What does palliative care mean?
Coming to terms with a life-limiting condition, however early you receive a diagnosis, can be difficult to get to grips with – not just for the individual but for their family too. That’s where our friendly and compassionate carers from Helping Hands can step in and provide you with the right level of support for your specific needs. Whether you need help with keeping as active as possible in and around your home or if you just need some companionship and someone to share your anxieties with, we’ll be with you every step of the way, providing physical and mental support that’s tailored to you.
Palliative care explained
Palliative care is practical and emotional support for those who have a life-limiting health condition or terminal illness. It can be provided to individuals for several years from the beginning of their diagnosis, right up until the last days and weeks of their life.
Many people assume that because they are receiving palliative care, they will die. But this isn’t always the case. Palliative care can be offered to someone with a long-term condition to help with the side effects of their treatment, which they later go on to recover from.
Palliative care has a range of different aims; from enabling someone to keep in touch with their friends and assistance getting their weekly shopping, to pain management and personal care. The ultimate objective is to aid them to lead life on their terms and support them with planning for the future, which may involve end-of-life care.
Whether you receive medical treatment from a district nurse or chemotherapy from your local hospital, palliative care can work alongside other treatments to prolong your life or make your symptoms more manageable. Our carers and care managers have experience at working with a variety of different healthcare professionals and organisations that support with palliative care, ensuring that the care you receive includes everything that you require it to.
Who is palliative care for?
Palliative care can be for anyone who has a life-limiting condition and needs extra support managing with the physical and psychological aspects of their life. Life-limiting conditions tend to be diseases or illnesses that are unable to be cured but can be managed with medication and care, such as:
- Dementia, including Alzheimer’s
- Heart failure
- Huntington’s disease
- Motor neurone disease (MND)
- Chronic obstructive pulmonary disease (COPD)
Palliative care doesn’t necessarily need to be provided at the end of someone’s life and can in fact be given to someone for several years. This may start in the form of visiting care, where a carer pops in regularly throughout the week to support you with housework and personal care. As your condition progresses, you may find that you need more frequent support via live-in care, where a carer will live with you in your home to be on hand and assist you with mobilising safely, medication prompts and companionship.

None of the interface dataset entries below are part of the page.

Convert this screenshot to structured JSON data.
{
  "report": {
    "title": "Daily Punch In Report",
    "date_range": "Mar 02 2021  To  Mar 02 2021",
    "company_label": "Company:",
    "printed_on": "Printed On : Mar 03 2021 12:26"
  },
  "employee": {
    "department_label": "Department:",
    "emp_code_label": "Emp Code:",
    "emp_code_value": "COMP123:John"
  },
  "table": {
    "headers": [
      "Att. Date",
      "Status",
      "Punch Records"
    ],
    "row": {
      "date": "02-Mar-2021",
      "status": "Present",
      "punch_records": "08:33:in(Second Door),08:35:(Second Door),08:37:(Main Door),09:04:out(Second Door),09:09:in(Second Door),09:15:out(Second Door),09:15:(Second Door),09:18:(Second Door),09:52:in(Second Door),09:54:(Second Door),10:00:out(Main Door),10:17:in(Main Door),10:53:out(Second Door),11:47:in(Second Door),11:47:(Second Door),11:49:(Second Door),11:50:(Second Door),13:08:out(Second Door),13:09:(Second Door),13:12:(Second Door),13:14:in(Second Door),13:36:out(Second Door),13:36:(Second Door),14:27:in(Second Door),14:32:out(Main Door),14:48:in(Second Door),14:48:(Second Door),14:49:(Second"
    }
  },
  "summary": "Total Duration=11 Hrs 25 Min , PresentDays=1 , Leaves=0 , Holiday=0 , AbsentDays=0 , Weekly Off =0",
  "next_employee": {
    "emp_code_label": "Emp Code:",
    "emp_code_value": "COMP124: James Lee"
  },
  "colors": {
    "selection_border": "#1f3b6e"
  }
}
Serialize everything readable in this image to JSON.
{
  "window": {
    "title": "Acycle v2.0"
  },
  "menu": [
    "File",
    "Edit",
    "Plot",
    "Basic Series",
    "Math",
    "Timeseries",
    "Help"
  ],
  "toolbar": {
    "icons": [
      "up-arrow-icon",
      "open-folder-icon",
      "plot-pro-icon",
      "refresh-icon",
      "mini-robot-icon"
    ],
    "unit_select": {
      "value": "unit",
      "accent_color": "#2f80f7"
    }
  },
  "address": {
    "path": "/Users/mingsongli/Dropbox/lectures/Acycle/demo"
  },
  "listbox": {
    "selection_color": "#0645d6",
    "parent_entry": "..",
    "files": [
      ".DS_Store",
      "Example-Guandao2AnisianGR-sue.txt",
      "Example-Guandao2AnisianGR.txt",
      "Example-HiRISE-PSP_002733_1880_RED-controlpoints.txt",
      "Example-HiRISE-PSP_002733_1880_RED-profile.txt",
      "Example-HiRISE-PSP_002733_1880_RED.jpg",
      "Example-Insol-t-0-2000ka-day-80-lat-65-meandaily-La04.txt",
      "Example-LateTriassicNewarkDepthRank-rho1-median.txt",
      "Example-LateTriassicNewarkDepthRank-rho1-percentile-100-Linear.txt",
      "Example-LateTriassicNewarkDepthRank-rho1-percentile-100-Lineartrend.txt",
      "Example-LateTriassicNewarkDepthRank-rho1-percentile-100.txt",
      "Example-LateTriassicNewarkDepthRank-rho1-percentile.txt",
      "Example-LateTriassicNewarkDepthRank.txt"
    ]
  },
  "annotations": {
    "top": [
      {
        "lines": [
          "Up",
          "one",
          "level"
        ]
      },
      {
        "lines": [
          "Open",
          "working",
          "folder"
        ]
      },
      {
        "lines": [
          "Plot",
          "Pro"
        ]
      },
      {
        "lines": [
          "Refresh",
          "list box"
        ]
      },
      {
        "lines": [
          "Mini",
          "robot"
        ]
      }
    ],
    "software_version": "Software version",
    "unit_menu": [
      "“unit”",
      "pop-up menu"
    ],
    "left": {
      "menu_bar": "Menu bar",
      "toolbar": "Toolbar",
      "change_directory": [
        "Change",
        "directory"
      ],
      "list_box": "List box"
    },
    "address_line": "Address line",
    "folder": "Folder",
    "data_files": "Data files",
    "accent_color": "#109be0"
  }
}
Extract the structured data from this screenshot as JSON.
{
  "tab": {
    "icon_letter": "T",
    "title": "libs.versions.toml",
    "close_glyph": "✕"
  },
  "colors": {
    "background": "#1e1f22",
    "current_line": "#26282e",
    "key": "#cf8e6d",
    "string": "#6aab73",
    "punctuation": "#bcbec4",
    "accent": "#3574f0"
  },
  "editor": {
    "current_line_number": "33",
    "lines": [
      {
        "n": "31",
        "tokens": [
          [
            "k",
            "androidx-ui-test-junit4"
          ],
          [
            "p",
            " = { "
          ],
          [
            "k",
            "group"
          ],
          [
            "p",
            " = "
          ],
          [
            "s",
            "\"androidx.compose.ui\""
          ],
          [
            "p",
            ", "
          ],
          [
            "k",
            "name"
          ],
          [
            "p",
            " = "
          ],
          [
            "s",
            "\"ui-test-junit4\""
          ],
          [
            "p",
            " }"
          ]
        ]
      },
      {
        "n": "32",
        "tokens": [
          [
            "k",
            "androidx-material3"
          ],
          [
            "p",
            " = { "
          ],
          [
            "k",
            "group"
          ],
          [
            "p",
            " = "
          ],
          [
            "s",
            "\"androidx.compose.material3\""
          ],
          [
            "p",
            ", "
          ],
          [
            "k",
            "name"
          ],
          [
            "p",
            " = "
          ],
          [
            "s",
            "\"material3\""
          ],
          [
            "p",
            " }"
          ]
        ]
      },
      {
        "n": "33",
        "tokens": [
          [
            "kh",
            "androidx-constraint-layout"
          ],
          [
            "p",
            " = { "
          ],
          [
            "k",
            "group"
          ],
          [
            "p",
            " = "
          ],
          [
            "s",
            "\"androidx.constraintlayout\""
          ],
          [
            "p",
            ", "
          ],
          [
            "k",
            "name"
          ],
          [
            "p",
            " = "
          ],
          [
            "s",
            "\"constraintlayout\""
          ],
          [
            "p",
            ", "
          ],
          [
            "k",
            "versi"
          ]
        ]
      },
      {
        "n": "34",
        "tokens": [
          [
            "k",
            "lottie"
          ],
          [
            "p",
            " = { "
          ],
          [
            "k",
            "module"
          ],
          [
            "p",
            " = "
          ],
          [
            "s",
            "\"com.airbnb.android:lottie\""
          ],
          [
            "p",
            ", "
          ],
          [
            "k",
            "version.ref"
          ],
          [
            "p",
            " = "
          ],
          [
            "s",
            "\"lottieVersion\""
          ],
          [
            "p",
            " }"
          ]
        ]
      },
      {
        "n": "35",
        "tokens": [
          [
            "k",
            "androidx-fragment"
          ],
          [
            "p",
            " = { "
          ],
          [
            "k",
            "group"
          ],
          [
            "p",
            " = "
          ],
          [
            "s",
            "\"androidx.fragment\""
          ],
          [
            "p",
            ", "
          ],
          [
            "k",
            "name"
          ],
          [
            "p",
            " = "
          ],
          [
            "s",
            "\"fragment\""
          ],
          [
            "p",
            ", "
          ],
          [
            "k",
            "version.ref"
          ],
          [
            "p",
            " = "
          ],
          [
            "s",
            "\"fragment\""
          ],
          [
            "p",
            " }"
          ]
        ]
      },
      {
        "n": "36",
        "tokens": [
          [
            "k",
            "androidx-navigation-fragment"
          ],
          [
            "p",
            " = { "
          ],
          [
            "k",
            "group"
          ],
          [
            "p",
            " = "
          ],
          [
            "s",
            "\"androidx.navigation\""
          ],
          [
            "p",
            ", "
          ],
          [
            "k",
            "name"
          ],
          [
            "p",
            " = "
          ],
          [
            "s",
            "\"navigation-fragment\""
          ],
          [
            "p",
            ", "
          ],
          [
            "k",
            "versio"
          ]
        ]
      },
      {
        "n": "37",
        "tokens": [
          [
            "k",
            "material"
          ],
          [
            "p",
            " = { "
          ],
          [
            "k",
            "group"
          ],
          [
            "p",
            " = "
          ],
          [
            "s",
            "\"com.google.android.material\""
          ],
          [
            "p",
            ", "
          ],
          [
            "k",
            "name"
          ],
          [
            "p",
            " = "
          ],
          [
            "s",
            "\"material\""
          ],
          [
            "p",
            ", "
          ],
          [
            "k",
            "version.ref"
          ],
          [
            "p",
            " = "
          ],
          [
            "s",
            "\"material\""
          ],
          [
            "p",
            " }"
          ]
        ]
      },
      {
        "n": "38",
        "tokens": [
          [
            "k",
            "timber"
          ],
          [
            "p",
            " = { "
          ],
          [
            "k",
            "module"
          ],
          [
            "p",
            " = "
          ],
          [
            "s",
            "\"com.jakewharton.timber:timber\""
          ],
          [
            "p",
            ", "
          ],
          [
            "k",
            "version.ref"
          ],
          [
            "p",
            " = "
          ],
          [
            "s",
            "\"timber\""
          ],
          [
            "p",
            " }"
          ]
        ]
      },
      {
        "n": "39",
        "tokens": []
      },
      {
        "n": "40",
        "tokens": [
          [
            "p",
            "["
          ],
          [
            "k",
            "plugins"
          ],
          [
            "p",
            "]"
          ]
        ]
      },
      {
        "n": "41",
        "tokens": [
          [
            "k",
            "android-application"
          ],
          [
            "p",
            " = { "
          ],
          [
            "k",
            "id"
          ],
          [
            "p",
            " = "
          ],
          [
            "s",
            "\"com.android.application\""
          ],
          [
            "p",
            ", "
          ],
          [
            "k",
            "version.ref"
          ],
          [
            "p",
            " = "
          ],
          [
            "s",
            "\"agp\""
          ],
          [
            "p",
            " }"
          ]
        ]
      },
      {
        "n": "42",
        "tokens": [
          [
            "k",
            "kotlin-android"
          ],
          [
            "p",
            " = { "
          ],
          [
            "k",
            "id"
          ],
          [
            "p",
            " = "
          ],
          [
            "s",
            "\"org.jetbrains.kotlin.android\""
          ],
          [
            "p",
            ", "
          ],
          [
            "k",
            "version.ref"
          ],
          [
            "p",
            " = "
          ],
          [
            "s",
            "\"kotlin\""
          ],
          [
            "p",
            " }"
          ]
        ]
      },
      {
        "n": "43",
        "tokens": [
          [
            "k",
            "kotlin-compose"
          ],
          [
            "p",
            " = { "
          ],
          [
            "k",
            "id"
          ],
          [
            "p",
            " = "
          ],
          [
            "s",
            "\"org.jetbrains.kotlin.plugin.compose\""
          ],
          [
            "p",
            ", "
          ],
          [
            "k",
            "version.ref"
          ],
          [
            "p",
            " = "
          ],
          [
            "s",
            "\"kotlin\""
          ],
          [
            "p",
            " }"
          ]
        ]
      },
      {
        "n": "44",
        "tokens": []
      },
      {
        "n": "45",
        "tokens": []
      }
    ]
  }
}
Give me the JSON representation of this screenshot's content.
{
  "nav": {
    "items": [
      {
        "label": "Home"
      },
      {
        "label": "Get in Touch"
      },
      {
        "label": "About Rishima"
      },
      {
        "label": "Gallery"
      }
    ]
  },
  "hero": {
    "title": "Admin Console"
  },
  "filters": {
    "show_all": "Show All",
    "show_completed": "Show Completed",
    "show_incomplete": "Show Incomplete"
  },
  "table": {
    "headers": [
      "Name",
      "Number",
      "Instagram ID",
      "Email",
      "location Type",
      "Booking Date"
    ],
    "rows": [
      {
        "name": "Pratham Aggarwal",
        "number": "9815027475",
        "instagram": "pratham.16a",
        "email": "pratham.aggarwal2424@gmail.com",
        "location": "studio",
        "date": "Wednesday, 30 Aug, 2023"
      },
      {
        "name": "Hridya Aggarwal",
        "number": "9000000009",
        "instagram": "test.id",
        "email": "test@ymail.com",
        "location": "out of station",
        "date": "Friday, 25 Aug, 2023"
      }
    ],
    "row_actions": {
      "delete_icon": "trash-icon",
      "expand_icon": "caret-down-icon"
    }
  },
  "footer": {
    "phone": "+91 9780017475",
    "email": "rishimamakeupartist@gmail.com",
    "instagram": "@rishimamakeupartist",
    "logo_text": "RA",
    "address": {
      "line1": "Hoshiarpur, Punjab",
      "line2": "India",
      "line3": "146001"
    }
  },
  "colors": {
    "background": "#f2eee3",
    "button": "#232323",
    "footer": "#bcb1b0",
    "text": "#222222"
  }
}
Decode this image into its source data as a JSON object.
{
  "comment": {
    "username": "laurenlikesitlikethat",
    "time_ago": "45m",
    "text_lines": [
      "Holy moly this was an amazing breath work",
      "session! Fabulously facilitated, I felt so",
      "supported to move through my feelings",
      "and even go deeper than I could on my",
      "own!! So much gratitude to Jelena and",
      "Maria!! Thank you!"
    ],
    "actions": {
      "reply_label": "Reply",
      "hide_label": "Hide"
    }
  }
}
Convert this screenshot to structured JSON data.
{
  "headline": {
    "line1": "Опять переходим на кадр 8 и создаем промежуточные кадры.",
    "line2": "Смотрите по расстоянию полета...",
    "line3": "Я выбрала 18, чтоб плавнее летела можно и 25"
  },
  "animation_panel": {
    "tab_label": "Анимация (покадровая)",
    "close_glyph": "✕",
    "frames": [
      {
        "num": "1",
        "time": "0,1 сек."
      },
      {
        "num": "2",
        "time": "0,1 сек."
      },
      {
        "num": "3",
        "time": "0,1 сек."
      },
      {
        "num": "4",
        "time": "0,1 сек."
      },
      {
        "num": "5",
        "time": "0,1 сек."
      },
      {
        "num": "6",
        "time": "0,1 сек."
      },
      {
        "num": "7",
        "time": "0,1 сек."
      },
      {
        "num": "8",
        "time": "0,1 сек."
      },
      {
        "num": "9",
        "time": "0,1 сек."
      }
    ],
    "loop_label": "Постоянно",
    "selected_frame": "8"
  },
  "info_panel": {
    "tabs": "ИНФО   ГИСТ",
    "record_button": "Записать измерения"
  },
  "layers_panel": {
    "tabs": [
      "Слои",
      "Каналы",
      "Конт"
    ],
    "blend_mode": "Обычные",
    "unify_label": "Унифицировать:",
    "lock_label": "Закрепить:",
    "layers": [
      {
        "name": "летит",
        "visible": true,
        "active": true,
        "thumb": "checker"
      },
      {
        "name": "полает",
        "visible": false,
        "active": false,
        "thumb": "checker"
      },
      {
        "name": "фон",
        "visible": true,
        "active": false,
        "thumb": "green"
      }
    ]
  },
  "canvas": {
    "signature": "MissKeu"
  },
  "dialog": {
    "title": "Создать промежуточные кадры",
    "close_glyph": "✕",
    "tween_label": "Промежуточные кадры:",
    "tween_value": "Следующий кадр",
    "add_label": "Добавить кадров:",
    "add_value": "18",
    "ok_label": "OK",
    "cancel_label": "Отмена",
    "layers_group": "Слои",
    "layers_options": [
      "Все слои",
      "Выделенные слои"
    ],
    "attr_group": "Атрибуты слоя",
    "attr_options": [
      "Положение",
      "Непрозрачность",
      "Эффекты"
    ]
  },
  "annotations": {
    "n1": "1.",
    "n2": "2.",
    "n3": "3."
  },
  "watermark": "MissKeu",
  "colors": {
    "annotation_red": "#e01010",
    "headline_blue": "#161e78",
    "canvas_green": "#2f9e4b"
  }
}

We recognise that living with a terminal illness or condition can be quite an upsetting time for everyone involved. That’s why palliative care isn’t just about supporting the individual that is unwell; it’s about emotionally supporting everyone involved in their life too. So, whether you live with a partner or spouse, or have children or close friends that are a large part of your life, we can help your loved ones to cope with your prognosis, signposting them to other specialist organisations and being there for them through the good and not so good times.
When does palliative care become hospice care?
There are several similarities between palliative care and hospice care, but some clear differences too.
Both types of care will be provided to someone who has a chronic health condition or life-threatening illness. They both aim to control symptoms as much as possible, both physically and psychologically, and putting the person’s needs, wishes and comfort first above anything else.
Generally speaking, palliative care can begin at any point of an individuals’ diagnosis or treatment – whether that’s at the very beginning of their illness or after several years or treatment when they are nearing the end of their life. The aim is to improve the quality of their life in all aspects; physically, emotionally, socially, psychologically and spiritually.
Hospice care begins once treatment to prolong somebody’s life has stopped and they are supported by medication to ease the pain of their symptoms and keep them as comfortable as possible. This will usually occur when someone is coming towards the end of their life and have several days, weeks or months left to live. Hospice care can be provided either within the familiar surroundings of the person’s own home or in a hospice itself – this decision is made by the individual or by their Power of Attorney on their behalf if they are unable to make the decision themselves.
Another key difference between palliative care and hospice care is that the former does not always result in someone dying. There are instances when palliative care is provided to someone during an intensive course of treatment for their chronic condition, such as chemotherapy for cancer, and they will go on to recover from their illness. Whereas hospice care is provided when all types of treatment have been exhausted and sadly that individual will pass away within days, weeks or months. The aim with hospice care is to then keep them as comfortable as possible, helping them with pain management, personal care and their final wishes.
Page reviewed by Samantha Atkins, Regional Clinical Lead on March 3, 2020